SUPPLIED DATA:
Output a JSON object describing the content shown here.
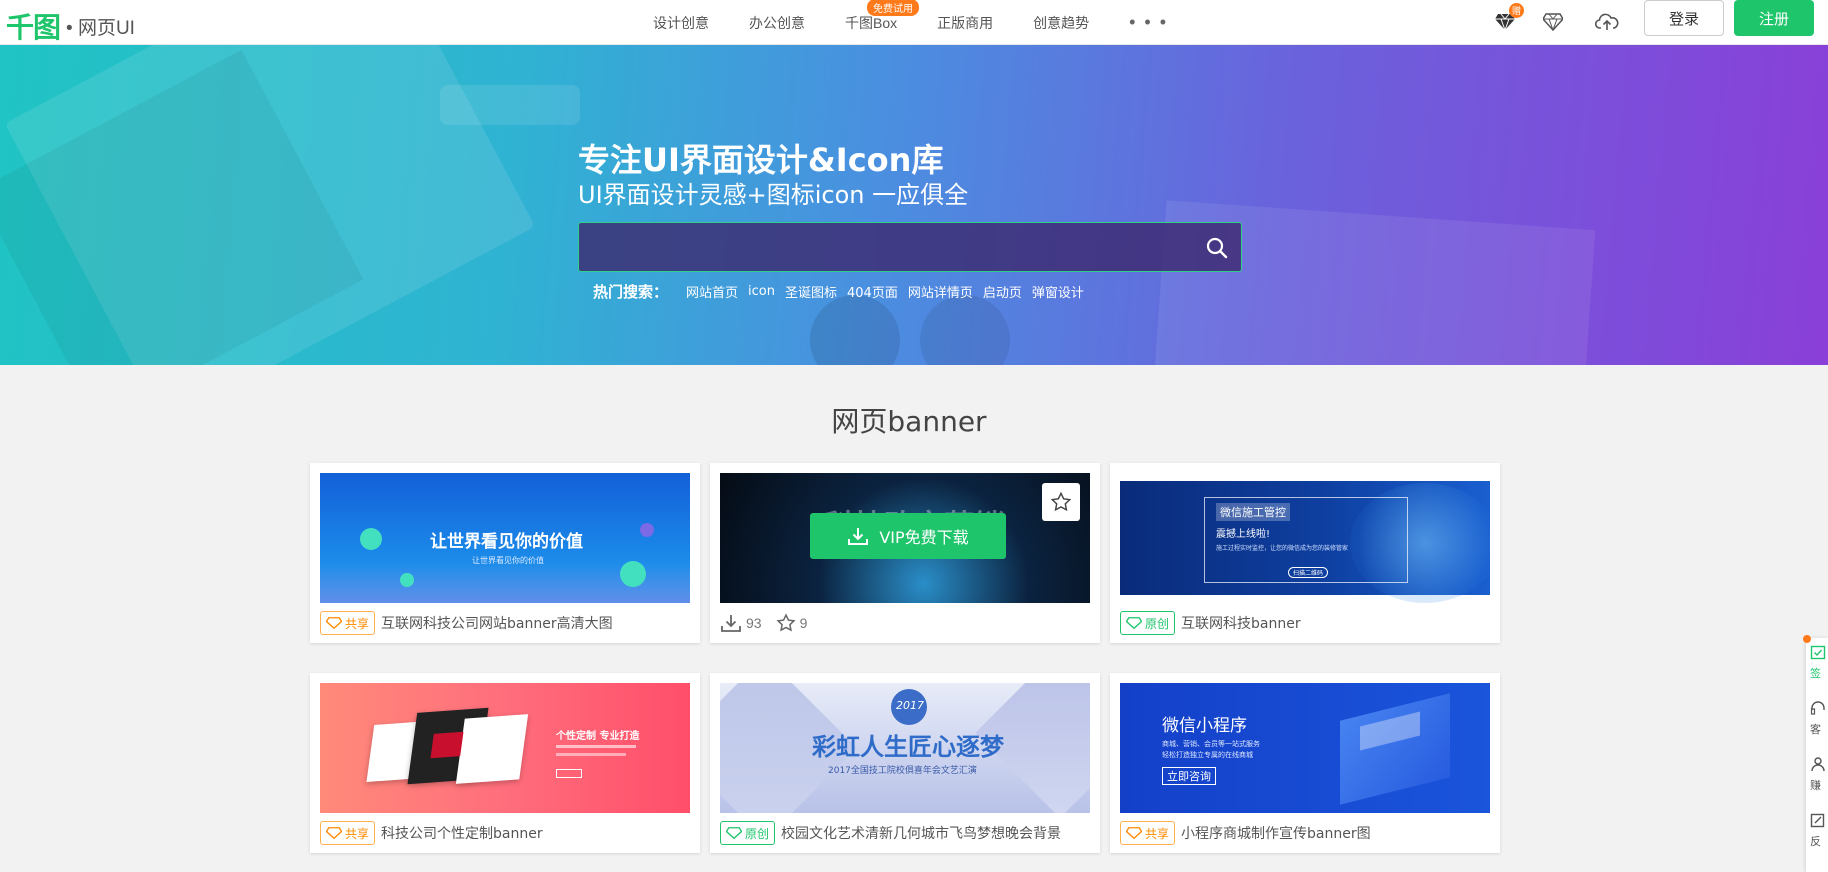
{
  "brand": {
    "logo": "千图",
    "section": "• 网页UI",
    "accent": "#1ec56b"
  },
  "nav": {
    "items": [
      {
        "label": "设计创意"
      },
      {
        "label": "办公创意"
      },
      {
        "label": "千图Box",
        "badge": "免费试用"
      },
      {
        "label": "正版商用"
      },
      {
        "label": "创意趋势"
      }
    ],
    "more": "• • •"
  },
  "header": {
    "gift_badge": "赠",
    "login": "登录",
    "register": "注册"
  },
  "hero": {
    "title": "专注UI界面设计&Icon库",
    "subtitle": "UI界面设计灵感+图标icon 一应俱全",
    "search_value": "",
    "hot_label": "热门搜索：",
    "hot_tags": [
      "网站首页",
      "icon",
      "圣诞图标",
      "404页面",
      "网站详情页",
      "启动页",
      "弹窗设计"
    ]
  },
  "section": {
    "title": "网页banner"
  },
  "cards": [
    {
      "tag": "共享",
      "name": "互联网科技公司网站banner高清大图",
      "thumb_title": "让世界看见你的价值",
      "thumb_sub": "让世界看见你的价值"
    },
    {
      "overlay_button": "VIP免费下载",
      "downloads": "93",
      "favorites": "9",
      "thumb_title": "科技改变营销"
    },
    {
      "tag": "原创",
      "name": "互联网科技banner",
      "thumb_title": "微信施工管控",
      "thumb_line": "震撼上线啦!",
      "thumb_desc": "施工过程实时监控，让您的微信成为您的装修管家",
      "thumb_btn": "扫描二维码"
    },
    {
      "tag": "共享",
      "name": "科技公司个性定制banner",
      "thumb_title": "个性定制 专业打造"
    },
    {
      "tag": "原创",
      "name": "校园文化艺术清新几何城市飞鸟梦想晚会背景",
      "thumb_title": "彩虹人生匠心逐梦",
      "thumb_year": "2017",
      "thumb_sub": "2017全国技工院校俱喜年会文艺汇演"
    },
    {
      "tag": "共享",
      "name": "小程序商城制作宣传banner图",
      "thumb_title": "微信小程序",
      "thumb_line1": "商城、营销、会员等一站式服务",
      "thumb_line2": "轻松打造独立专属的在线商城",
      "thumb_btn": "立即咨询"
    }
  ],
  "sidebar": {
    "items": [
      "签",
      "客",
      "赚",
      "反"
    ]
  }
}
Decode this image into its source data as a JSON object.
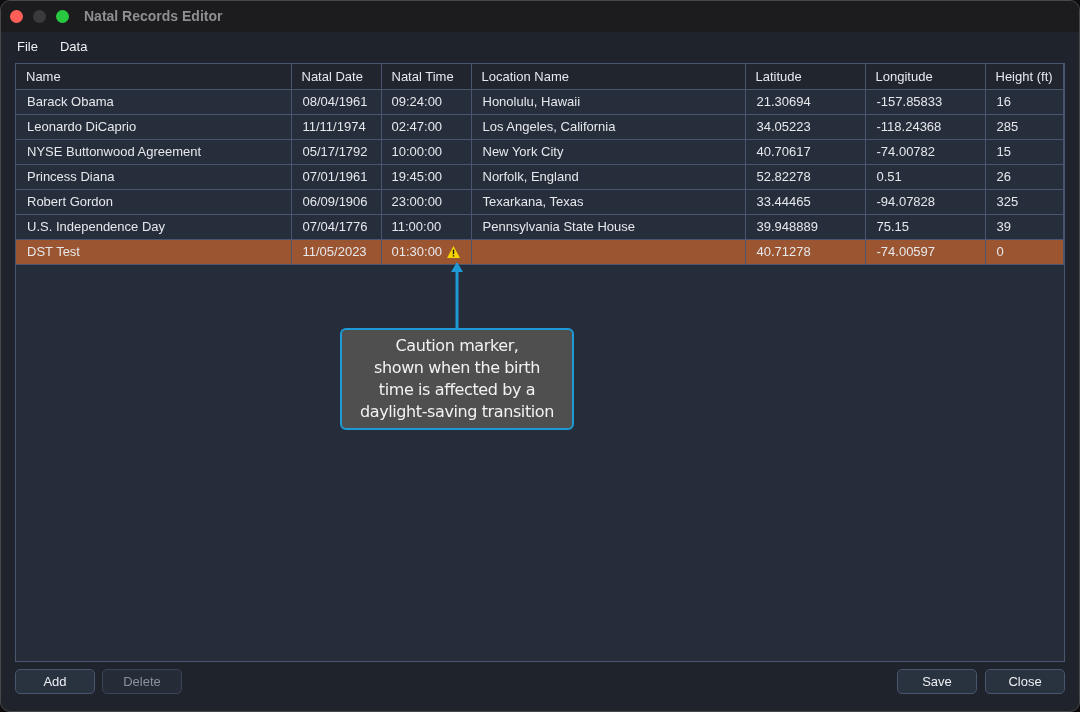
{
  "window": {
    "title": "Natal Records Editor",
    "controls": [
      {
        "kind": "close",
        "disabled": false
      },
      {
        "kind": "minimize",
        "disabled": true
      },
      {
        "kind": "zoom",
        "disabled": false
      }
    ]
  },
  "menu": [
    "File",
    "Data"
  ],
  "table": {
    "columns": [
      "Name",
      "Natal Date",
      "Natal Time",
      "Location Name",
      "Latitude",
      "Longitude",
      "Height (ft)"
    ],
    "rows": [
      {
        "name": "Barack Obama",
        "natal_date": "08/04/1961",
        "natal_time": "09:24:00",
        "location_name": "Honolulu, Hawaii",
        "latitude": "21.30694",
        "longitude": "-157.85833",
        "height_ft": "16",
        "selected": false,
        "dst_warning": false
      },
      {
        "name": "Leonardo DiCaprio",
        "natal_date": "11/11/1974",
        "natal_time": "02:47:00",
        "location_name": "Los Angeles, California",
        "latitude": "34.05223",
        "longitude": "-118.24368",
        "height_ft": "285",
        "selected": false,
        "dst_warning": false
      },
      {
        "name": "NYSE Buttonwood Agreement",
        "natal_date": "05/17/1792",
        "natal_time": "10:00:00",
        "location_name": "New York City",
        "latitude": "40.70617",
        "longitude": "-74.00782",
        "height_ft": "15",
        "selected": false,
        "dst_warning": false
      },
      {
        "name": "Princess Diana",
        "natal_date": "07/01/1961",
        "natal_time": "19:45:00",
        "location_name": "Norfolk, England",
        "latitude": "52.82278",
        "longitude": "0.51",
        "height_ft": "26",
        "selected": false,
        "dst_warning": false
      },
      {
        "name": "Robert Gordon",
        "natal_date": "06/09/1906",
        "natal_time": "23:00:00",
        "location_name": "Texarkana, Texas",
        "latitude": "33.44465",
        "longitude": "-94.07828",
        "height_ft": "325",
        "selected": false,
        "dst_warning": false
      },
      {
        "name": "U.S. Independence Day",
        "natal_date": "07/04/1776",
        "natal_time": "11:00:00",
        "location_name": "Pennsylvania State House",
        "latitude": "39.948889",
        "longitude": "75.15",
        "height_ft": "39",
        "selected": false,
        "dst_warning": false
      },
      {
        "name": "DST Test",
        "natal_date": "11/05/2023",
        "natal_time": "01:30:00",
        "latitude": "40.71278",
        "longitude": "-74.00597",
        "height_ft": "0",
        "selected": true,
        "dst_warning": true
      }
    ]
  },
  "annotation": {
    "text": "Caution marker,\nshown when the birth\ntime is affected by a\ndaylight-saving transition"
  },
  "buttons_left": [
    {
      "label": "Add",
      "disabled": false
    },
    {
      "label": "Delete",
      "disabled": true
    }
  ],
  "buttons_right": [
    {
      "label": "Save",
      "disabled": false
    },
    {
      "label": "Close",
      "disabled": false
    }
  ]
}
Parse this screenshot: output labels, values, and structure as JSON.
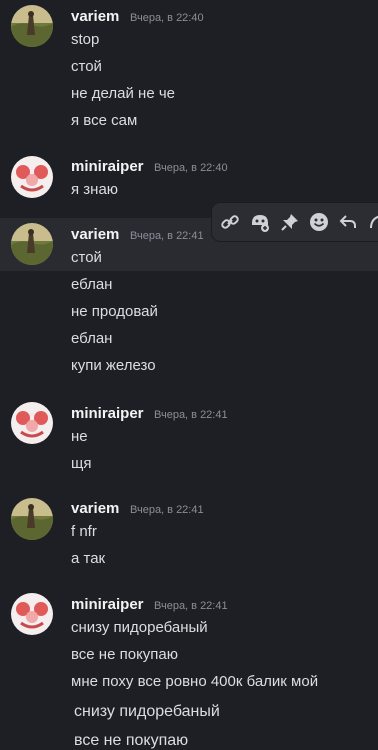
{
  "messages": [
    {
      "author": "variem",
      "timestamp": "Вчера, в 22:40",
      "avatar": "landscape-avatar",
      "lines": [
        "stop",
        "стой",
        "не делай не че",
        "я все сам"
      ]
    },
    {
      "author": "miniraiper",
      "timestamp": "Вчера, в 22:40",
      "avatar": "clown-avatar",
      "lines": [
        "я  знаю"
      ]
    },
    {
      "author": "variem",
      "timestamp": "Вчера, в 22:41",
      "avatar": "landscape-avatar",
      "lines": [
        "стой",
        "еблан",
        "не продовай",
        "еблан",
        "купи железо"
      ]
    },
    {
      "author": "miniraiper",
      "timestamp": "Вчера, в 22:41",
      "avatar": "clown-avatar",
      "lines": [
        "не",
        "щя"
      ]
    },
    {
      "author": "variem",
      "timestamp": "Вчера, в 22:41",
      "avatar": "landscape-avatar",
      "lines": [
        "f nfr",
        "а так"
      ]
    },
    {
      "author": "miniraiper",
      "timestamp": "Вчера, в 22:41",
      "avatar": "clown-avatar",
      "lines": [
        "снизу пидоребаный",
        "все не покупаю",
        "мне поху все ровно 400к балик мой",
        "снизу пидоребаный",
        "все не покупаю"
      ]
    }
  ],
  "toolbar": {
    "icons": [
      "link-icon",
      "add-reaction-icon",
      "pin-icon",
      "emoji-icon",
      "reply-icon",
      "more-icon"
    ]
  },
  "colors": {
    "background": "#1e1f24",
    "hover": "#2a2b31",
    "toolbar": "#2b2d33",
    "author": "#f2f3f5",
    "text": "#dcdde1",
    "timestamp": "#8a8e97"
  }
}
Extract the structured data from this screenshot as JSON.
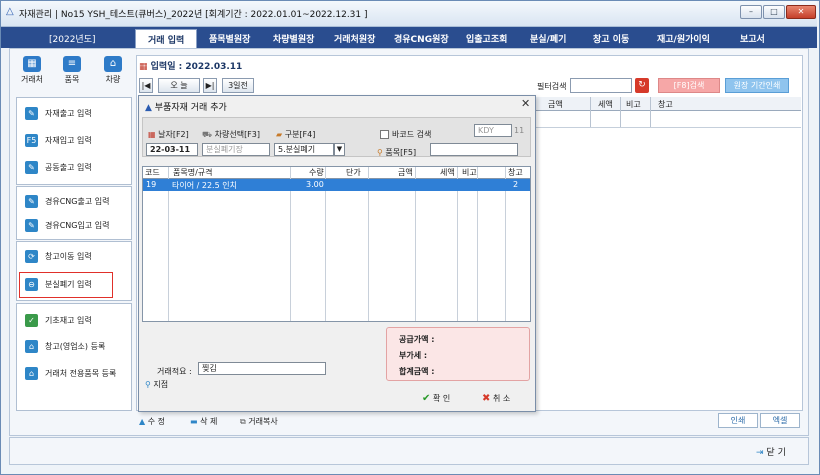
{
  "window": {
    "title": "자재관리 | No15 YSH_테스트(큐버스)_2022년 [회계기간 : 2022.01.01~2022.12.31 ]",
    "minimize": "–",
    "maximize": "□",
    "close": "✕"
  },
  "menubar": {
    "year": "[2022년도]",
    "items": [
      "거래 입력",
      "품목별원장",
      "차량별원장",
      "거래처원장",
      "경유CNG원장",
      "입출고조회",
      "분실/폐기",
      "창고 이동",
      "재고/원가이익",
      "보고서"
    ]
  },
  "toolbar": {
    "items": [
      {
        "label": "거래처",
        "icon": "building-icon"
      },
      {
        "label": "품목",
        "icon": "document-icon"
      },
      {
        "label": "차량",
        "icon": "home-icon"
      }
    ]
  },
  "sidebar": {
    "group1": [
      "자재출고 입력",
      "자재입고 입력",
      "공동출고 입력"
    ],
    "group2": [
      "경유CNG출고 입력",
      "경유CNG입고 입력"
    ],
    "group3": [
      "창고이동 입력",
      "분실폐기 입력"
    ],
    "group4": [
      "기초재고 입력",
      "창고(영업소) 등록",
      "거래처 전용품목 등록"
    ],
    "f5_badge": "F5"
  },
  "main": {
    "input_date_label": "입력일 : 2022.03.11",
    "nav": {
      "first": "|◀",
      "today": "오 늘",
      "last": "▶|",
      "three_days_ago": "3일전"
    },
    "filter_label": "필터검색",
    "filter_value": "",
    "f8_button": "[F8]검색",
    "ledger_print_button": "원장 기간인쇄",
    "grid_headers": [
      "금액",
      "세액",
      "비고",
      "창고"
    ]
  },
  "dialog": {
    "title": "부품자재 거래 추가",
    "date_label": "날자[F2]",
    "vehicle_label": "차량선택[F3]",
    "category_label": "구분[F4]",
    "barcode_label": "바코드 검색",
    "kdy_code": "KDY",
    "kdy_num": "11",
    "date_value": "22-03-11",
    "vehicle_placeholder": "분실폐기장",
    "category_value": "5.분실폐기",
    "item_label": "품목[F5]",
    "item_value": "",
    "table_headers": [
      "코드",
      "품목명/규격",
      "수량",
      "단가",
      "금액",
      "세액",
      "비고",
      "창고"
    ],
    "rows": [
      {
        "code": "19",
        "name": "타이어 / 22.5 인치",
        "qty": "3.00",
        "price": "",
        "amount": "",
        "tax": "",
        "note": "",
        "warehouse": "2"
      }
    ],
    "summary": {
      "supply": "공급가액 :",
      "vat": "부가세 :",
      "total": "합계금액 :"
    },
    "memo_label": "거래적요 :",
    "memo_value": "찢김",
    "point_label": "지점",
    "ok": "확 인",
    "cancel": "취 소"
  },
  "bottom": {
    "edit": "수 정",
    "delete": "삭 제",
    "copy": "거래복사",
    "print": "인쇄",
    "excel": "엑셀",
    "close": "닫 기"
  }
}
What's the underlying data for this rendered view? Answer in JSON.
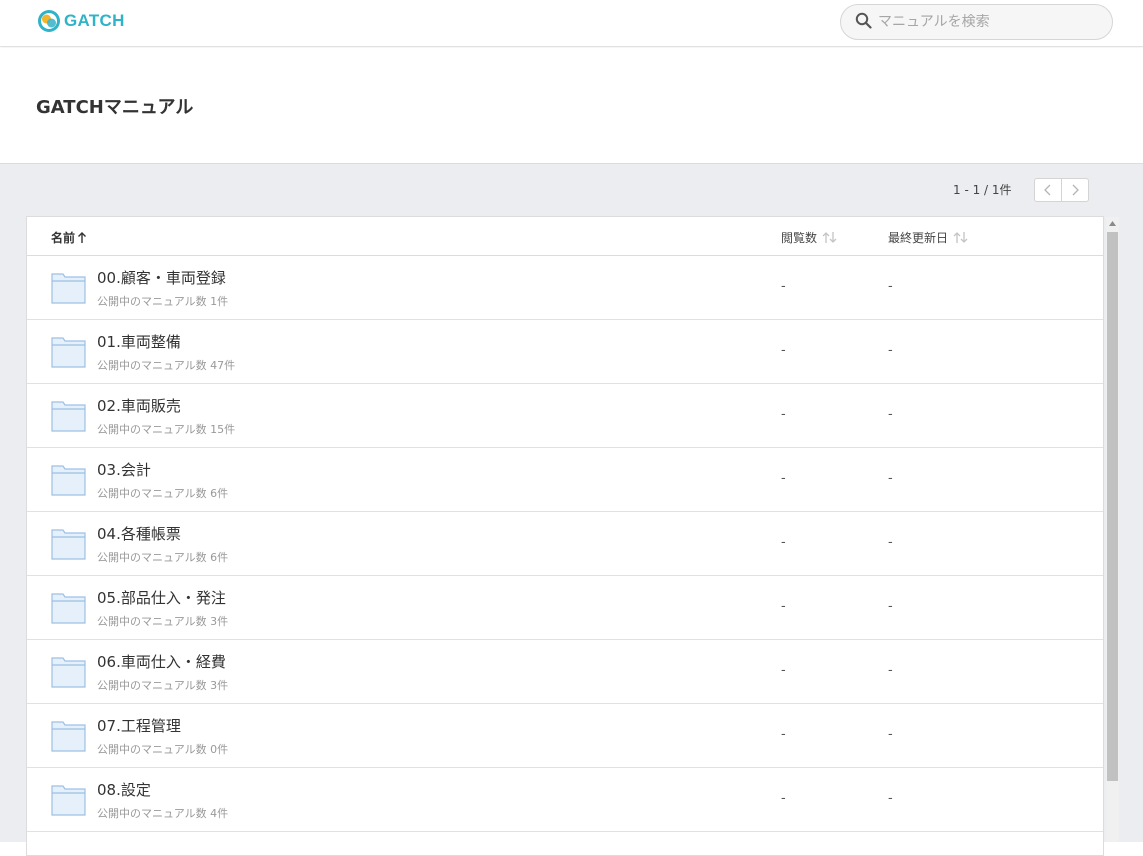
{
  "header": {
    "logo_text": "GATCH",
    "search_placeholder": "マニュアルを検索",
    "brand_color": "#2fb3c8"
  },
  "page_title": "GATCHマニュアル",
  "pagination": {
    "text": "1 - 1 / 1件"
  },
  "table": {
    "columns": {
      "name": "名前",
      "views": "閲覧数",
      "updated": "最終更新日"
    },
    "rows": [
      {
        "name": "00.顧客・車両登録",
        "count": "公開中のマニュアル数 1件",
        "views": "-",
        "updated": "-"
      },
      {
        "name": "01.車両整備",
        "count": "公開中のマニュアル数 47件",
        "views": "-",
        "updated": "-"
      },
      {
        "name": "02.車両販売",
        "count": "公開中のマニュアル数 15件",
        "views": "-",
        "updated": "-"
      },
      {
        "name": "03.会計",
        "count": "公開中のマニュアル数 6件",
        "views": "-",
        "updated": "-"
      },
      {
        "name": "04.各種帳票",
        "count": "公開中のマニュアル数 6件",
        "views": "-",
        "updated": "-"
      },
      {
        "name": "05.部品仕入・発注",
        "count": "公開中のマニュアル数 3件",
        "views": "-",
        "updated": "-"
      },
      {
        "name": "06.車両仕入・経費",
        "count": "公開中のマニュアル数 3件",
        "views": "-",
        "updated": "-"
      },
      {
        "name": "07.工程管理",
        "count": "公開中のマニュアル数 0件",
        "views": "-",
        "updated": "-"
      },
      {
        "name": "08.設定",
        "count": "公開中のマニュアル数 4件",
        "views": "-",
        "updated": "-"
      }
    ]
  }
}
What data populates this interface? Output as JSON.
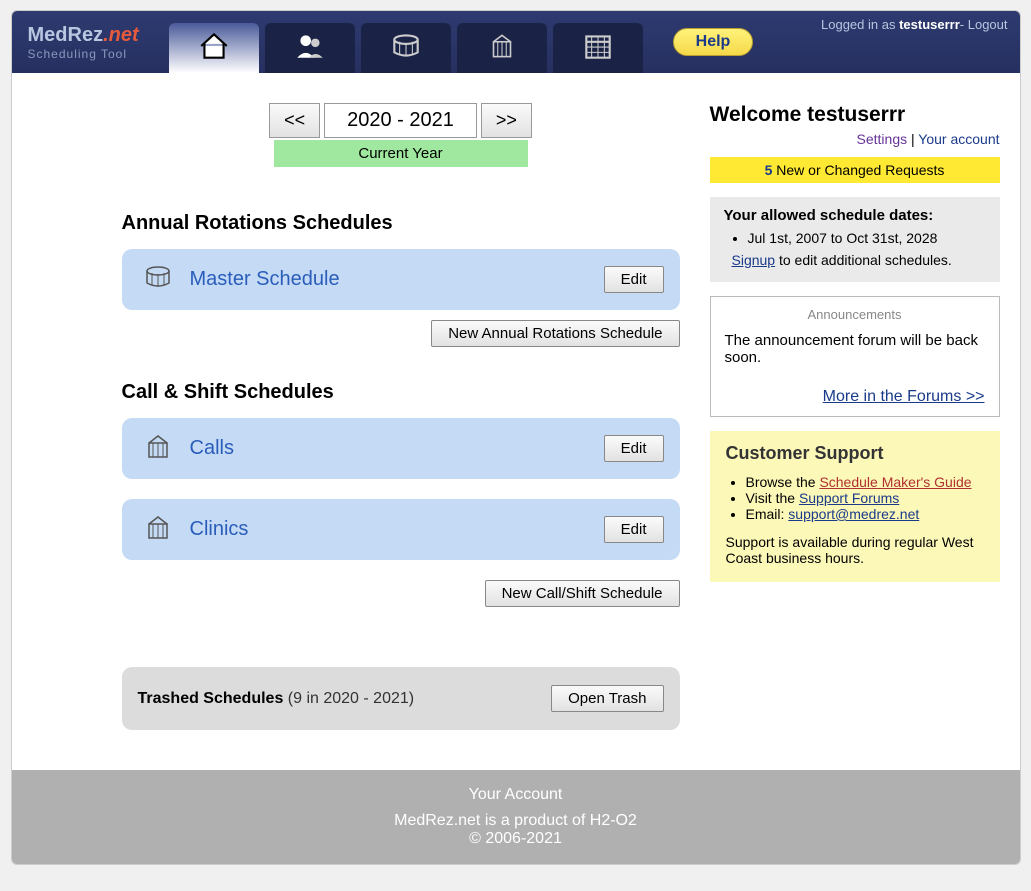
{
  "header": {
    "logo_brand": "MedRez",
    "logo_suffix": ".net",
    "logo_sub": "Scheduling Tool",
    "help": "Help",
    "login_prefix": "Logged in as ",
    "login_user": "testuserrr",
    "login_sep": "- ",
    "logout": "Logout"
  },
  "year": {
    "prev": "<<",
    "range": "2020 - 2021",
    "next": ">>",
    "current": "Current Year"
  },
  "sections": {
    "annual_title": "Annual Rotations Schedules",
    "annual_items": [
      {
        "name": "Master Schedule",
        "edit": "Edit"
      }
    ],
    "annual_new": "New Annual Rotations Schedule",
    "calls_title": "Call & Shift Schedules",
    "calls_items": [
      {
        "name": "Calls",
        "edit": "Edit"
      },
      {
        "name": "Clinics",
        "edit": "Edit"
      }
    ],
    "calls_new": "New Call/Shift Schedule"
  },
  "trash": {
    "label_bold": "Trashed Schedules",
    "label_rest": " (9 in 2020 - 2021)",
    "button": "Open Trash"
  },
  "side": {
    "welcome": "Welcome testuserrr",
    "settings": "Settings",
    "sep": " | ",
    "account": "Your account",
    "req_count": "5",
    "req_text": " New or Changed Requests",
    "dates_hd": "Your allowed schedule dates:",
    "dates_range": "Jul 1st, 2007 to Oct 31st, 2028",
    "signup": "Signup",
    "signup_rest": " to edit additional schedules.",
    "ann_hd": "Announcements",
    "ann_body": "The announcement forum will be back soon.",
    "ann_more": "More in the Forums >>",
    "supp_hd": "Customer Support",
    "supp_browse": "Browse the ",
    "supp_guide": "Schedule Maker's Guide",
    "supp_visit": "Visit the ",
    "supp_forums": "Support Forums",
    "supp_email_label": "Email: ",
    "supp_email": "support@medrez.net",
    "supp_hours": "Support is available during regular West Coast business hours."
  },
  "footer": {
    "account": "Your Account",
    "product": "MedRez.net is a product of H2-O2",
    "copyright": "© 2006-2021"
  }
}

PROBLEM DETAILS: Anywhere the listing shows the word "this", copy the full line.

THE COMPLETED TASK:
Decode this image into its source data as a JSON object.
Parse this screenshot: output labels, values, and structure as JSON.
Extract the structured data from this screenshot as JSON.
What's the underlying data for this rendered view? Answer in JSON.
What data populates this interface? Output as JSON.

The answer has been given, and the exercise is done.